◆ Exercise description
Scan the entries and copy each line where the word "have" is present.

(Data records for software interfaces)
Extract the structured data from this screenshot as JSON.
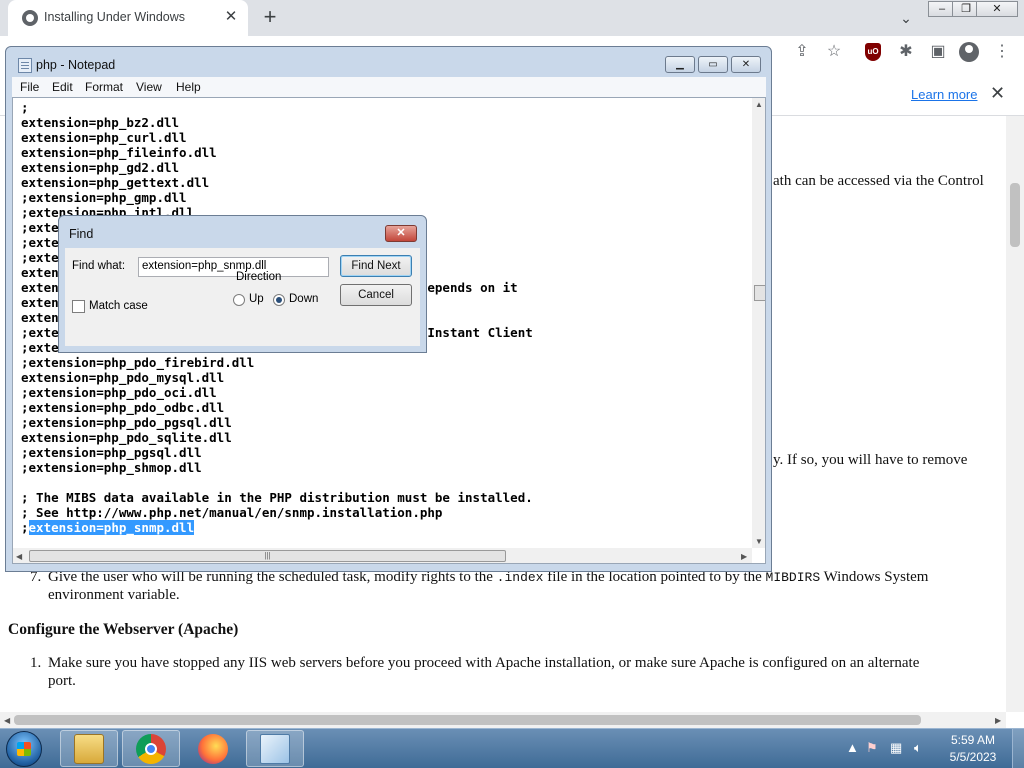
{
  "browser": {
    "tab": {
      "title": "Installing Under Windows",
      "icon": "globe-icon"
    },
    "new_tab_label": "+",
    "info_bar": {
      "learn_more": "Learn more"
    },
    "toolbar_icons": [
      "share-icon",
      "star-icon",
      "ublock-icon",
      "extensions-icon",
      "sidepanel-icon",
      "profile-icon",
      "menu-icon"
    ]
  },
  "page": {
    "line_right_top": "ath can be accessed via the Control",
    "line_right_mid": "y. If so, you will have to remove",
    "item7_num": "7.",
    "item7_a": "Give the user who will be running the scheduled task, modify rights to the",
    "item7_code1": ".index",
    "item7_b": "file in the location pointed to by the",
    "item7_code2": "MIBDIRS",
    "item7_c": "Windows System",
    "item7_line2": "environment variable.",
    "heading": "Configure the Webserver (Apache)",
    "item1_num": "1.",
    "item1_line1": "Make sure you have stopped any IIS web servers before you proceed with Apache installation, or make sure Apache is configured on an alternate",
    "item1_line2": "port."
  },
  "notepad": {
    "title": "php - Notepad",
    "menu": [
      "File",
      "Edit",
      "Format",
      "View",
      "Help"
    ],
    "lines": [
      ";",
      "extension=php_bz2.dll",
      "extension=php_curl.dll",
      "extension=php_fileinfo.dll",
      "extension=php_gd2.dll",
      "extension=php_gettext.dll",
      ";extension=php_gmp.dll",
      ";extension=php_intl.dll",
      ";exte",
      ";exte",
      ";exte",
      "exten",
      "exten                                        g as it depends on it",
      "exten",
      "exten",
      ";exte                                        base 12c Instant Client",
      ";exte",
      ";extension=php_pdo_firebird.dll",
      "extension=php_pdo_mysql.dll",
      ";extension=php_pdo_oci.dll",
      ";extension=php_pdo_odbc.dll",
      ";extension=php_pdo_pgsql.dll",
      "extension=php_pdo_sqlite.dll",
      ";extension=php_pgsql.dll",
      ";extension=php_shmop.dll",
      "",
      "; The MIBS data available in the PHP distribution must be installed.",
      "; See http://www.php.net/manual/en/snmp.installation.php"
    ],
    "last_line_prefix": ";",
    "last_line_selected": "extension=php_snmp.dll"
  },
  "find_dialog": {
    "title": "Find",
    "find_what_label": "Find what:",
    "find_what_value": "extension=php_snmp.dll",
    "find_next": "Find Next",
    "cancel": "Cancel",
    "direction_label": "Direction",
    "up_label": "Up",
    "down_label": "Down",
    "selected_direction": "Down",
    "match_case_label": "Match case",
    "match_case_checked": false
  },
  "taskbar": {
    "apps": [
      "file-explorer-icon",
      "chrome-icon",
      "firefox-icon",
      "notepad-icon"
    ],
    "time": "5:59 AM",
    "date": "5/5/2023"
  },
  "colors": {
    "selection": "#3399ff",
    "link": "#1a73e8",
    "taskbar": "#4f7aa5"
  }
}
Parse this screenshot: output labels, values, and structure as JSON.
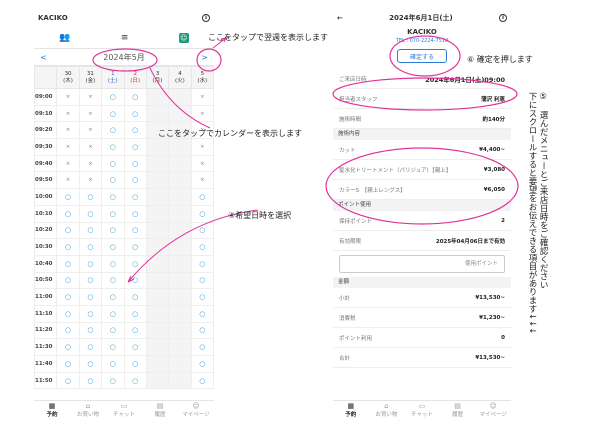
{
  "left": {
    "app_title": "KACIKO",
    "prev_arrow": "<",
    "next_arrow": ">",
    "month": "2024年5月",
    "day_headers": [
      {
        "date": "30",
        "dow": "(木)"
      },
      {
        "date": "31",
        "dow": "(金)"
      },
      {
        "date": "1",
        "dow": "(土)"
      },
      {
        "date": "2",
        "dow": "(日)"
      },
      {
        "date": "3",
        "dow": "(月)"
      },
      {
        "date": "4",
        "dow": "(火)"
      },
      {
        "date": "5",
        "dow": "(水)"
      }
    ],
    "times": [
      "09:00",
      "09:10",
      "09:20",
      "09:30",
      "09:40",
      "09:50",
      "10:00",
      "10:10",
      "10:20",
      "10:30",
      "10:40",
      "10:50",
      "11:00",
      "11:10",
      "11:20",
      "11:30",
      "11:40",
      "11:50"
    ],
    "slots": [
      [
        "x",
        "x",
        "o",
        "o",
        "",
        "",
        "x"
      ],
      [
        "x",
        "x",
        "o",
        "o",
        "",
        "",
        "x"
      ],
      [
        "x",
        "x",
        "o",
        "o",
        "",
        "",
        "x"
      ],
      [
        "x",
        "x",
        "o",
        "o",
        "",
        "",
        "x"
      ],
      [
        "x",
        "x",
        "o",
        "o",
        "",
        "",
        "x"
      ],
      [
        "x",
        "x",
        "o",
        "o",
        "",
        "",
        "x"
      ],
      [
        "o",
        "o",
        "o",
        "o",
        "",
        "",
        "o"
      ],
      [
        "o",
        "o",
        "o",
        "o",
        "",
        "",
        "o"
      ],
      [
        "o",
        "o",
        "o",
        "o",
        "",
        "",
        "o"
      ],
      [
        "o",
        "o",
        "o",
        "o",
        "",
        "",
        "o"
      ],
      [
        "o",
        "o",
        "o",
        "o",
        "",
        "",
        "o"
      ],
      [
        "o",
        "o",
        "o",
        "o",
        "",
        "",
        "o"
      ],
      [
        "o",
        "o",
        "o",
        "o",
        "",
        "",
        "o"
      ],
      [
        "o",
        "o",
        "o",
        "o",
        "",
        "",
        "o"
      ],
      [
        "o",
        "o",
        "o",
        "o",
        "",
        "",
        "o"
      ],
      [
        "o",
        "o",
        "o",
        "o",
        "",
        "",
        "o"
      ],
      [
        "o",
        "o",
        "o",
        "o",
        "",
        "",
        "o"
      ],
      [
        "o",
        "o",
        "o",
        "o",
        "",
        "",
        "o"
      ]
    ],
    "nav": [
      {
        "label": "予約",
        "icon": "▦"
      },
      {
        "label": "お買い物",
        "icon": "⌂"
      },
      {
        "label": "チャット",
        "icon": "▭"
      },
      {
        "label": "履歴",
        "icon": "▤"
      },
      {
        "label": "マイページ",
        "icon": "☺"
      }
    ]
  },
  "right": {
    "header_date": "2024年6月1日(土)",
    "salon_name": "KACIKO",
    "tel": "TEL : 070-2224-7510",
    "confirm_label": "確定する",
    "visit_label": "ご来店日時",
    "visit_value": "2024年6月1日(土)09:00",
    "staff_label": "担当者スタッフ",
    "staff_value": "蒲沢 利恵",
    "duration_label": "施術時間",
    "duration_value": "約140分",
    "menu_section": "施術内容",
    "menu_items": [
      {
        "name": "カット",
        "price": "¥4,400~"
      },
      {
        "name": "髪水化トリートメント（パリジュア）【親上】",
        "price": "¥3,080"
      },
      {
        "name": "カラーS　【親上レングス】",
        "price": "¥6,050"
      }
    ],
    "points_section": "ポイント使用",
    "held_points_label": "保持ポイント",
    "held_points_value": "2",
    "expiry_label": "有効期限",
    "expiry_value": "2025年04月06日まで有効",
    "points_placeholder": "使用ポイント",
    "amount_section": "金額",
    "subtotal_label": "小計",
    "subtotal_value": "¥13,530~",
    "tax_label": "消費税",
    "tax_value": "¥1,230~",
    "points_use_label": "ポイント利用",
    "points_use_value": "0",
    "total_label": "合計",
    "total_value": "¥13,530~"
  },
  "annotations": {
    "tap_week": "ここをタップで翌週を表示します",
    "tap_calendar": "ここをタップでカレンダーを表示します",
    "select_time": "④希望日時を選択",
    "press_confirm": "⑥ 確定を押します",
    "vertical_text": "⑤　選んだメニューとご来店日時をご確認ください\n下にスクロールすると要望をお伝えできる項目があります↓↓↓"
  },
  "colors": {
    "accent_pink": "#e0339a",
    "link_blue": "#2a7ed8",
    "slot_blue": "#2a9bd3"
  }
}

◆ Answer
    "line_right_mid": "y. If so, you will have to remove",
    "item1_line1": "Make sure you have stopped any IIS web servers before you proceed with Apache installation, or make sure Apache is configured on an alternate",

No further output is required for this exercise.